1MAGI, for purposes of the NIIT, is generally defined as adjusted gross income (AGI) for regular income-tax purposes increased by the foreign earned-income exclusion and adjusted for certain deductions related to foreign earned income. For an individual taxpayer who does not exclude foreign earned income, the regular AGI will also be the MAGI.

2Basis: Also referred to as principal. Distributions of principal are not taxable.

This material is not intended to be used, nor can it be used by any taxpayer, for the purpose of avoiding U.S. federal, state, or local tax penalties. This material is written to support the promotion or marketing of the transaction(s) or matter(s) addressed by this material. Pacific Life, its affiliates, their distributors, and respective representatives do not provide tax, accounting, or legal advice. Any taxpayer should seek advice based on the taxpayer’s particular circumstances from an independent tax advisor or attorney.

Pacific Life is a product provider. It is not a fiduciary and therefore does not give advice or make recommendations regarding insurance or investment products. Only an advisor who is also a fiduciary is required to advise if the product purchase and any subsequent action taken with regard to the product are in their client’s best interest.

Under current law, a nonqualified annuity that is owned by an individual is generally entitled to tax deferral. IRAs and qualified plans—such as 401(k)s and 403(b)s—are already tax-deferred. Therefore, a deferred annuity should be used only to fund an IRA or qualified plan to benefit from the annuity’s features other than tax deferral. These include lifetime income, death benefit options, and the ability to transfer among investment options without sales or withdrawal charges.

Pacific Life refers to Pacific Life Insurance Company (Newport Beach, CA) and its affiliates, including Pacific Life & Annuity Company. Insurance products are issued by Pacific Life Insurance Company in all states except New York and in New York by Pacific Life & Annuity Company. Product availability and features may vary by state.

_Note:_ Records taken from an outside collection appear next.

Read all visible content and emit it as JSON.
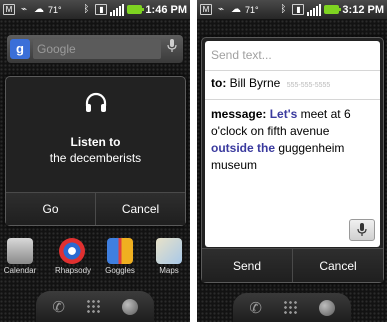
{
  "left": {
    "status": {
      "temperature": "71°",
      "time": "1:46 PM"
    },
    "search": {
      "logo": "g",
      "placeholder": "Google"
    },
    "dialog": {
      "title": "Listen to",
      "subtitle": "the decemberists",
      "buttons": {
        "primary": "Go",
        "secondary": "Cancel"
      }
    },
    "apps": [
      "Calendar",
      "Rhapsody",
      "Goggles",
      "Maps"
    ]
  },
  "right": {
    "status": {
      "temperature": "71°",
      "time": "3:12 PM"
    },
    "dialog": {
      "placeholder": "Send text...",
      "to_label": "to:",
      "to_name": "Bill Byrne",
      "to_number": "555-555-5555",
      "message_label": "message:",
      "message_parts": {
        "p1": "Let's",
        "p2": " meet at 6 o'clock on fifth avenue ",
        "p3": "outside the",
        "p4": " guggenheim museum"
      },
      "buttons": {
        "primary": "Send",
        "secondary": "Cancel"
      }
    }
  },
  "colors": {
    "battery": "#7ed321",
    "highlight_word": "#3a3a9e",
    "dialog_bg": "#222222"
  },
  "icons": [
    "gmail-icon",
    "usb-icon",
    "weather-icon",
    "bluetooth-icon",
    "vibrate-icon",
    "signal-icon",
    "battery-icon",
    "headphones-icon",
    "microphone-icon",
    "phone-icon",
    "app-drawer-icon",
    "browser-icon"
  ]
}
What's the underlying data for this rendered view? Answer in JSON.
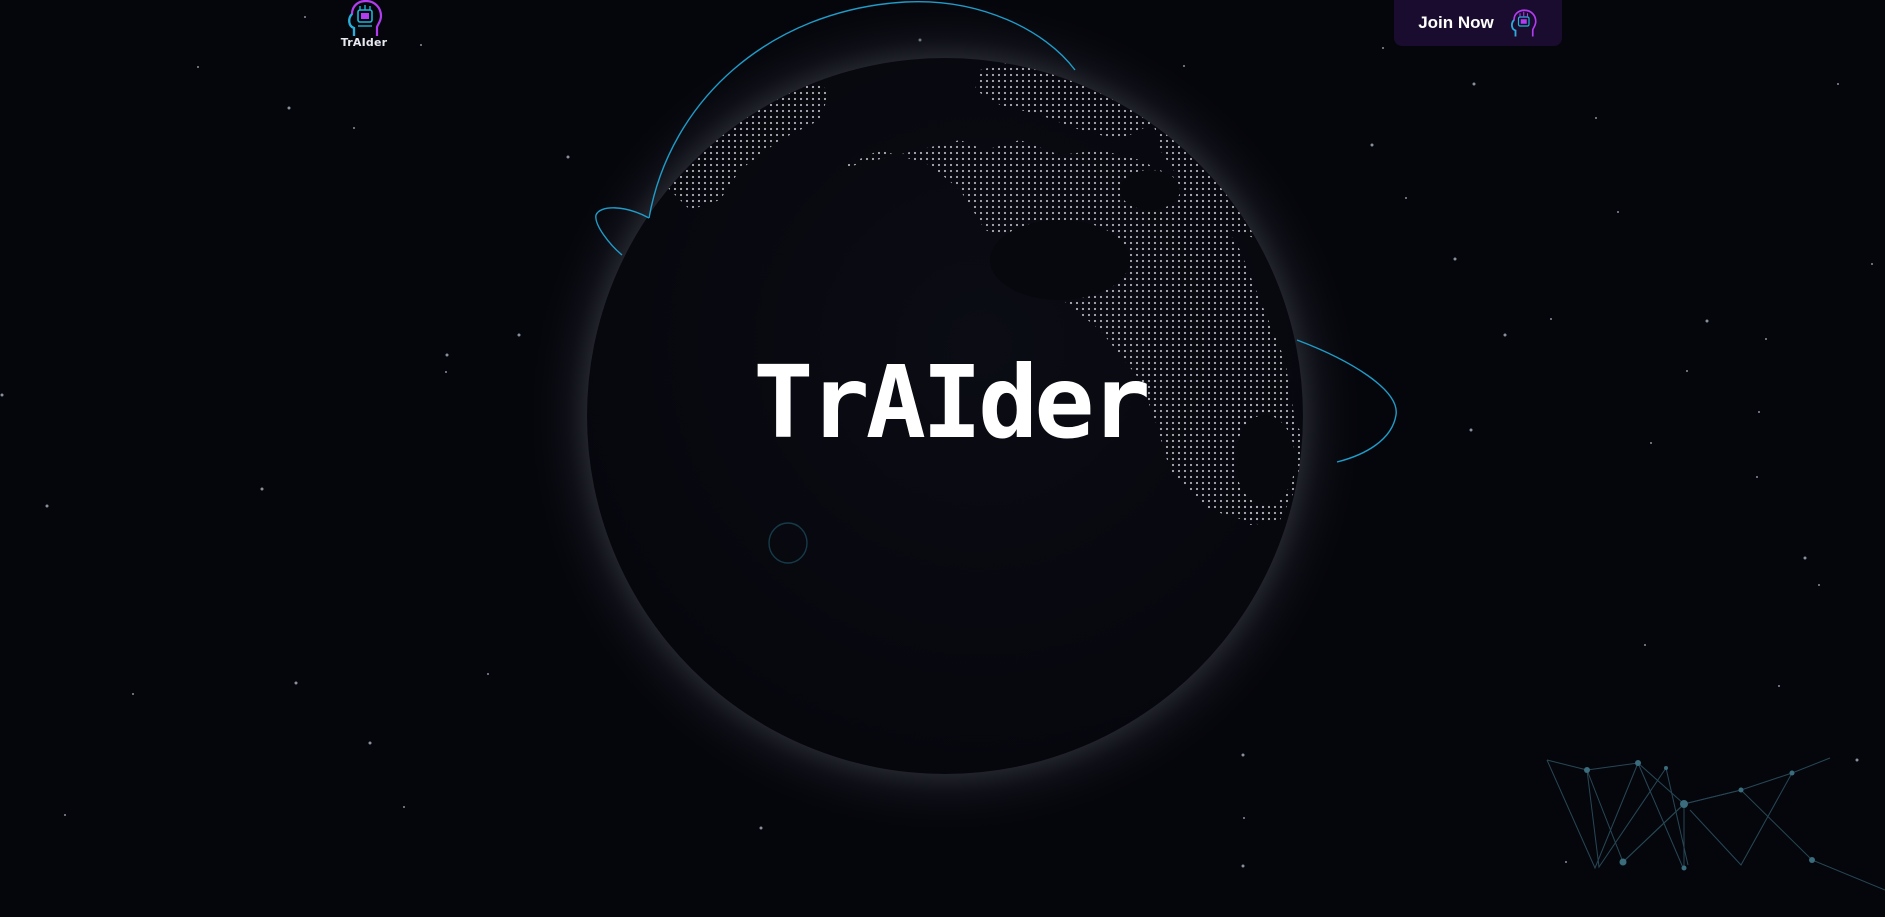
{
  "brand": {
    "logo_icon": "robot-head-brain-icon",
    "logo_text": "TrAIder"
  },
  "nav": {
    "join_label": "Join Now",
    "join_icon": "robot-head-brain-icon"
  },
  "hero": {
    "title": "TrAIder"
  },
  "colors": {
    "background": "#05060c",
    "accent_cyan": "#1fb3d6",
    "accent_purple": "#b13cf0",
    "button_bg": "#1a0c2e"
  }
}
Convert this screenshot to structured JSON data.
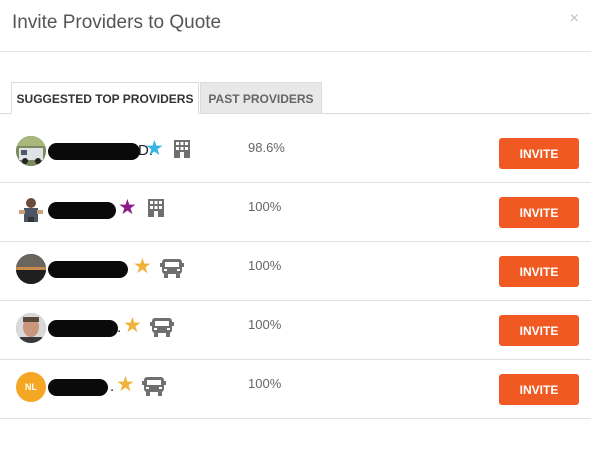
{
  "modal": {
    "title": "Invite Providers to Quote",
    "close_glyph": "×"
  },
  "tabs": [
    {
      "label": "SUGGESTED TOP PROVIDERS",
      "active": true
    },
    {
      "label": "PAST PROVIDERS",
      "active": false
    }
  ],
  "colors": {
    "invite_button": "#f05a22",
    "star_blue": "#3ab4e6",
    "star_purple": "#8b1a8b",
    "star_gold": "#f0b23b"
  },
  "providers": [
    {
      "suffix": "D.",
      "star_color": "blue",
      "type_icon": "building-icon",
      "score": "98.6%",
      "invite_label": "INVITE"
    },
    {
      "suffix": "",
      "star_color": "purple",
      "type_icon": "building-icon",
      "score": "100%",
      "invite_label": "INVITE"
    },
    {
      "suffix": "",
      "star_color": "gold",
      "type_icon": "truck-icon",
      "score": "100%",
      "invite_label": "INVITE"
    },
    {
      "suffix": ".",
      "star_color": "gold",
      "type_icon": "truck-icon",
      "score": "100%",
      "invite_label": "INVITE"
    },
    {
      "avatar_initials": "NL",
      "suffix": ".",
      "star_color": "gold",
      "type_icon": "truck-icon",
      "score": "100%",
      "invite_label": "INVITE"
    }
  ]
}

Each insurance company is solely responsible for the financial obligations accruing under the products it issues.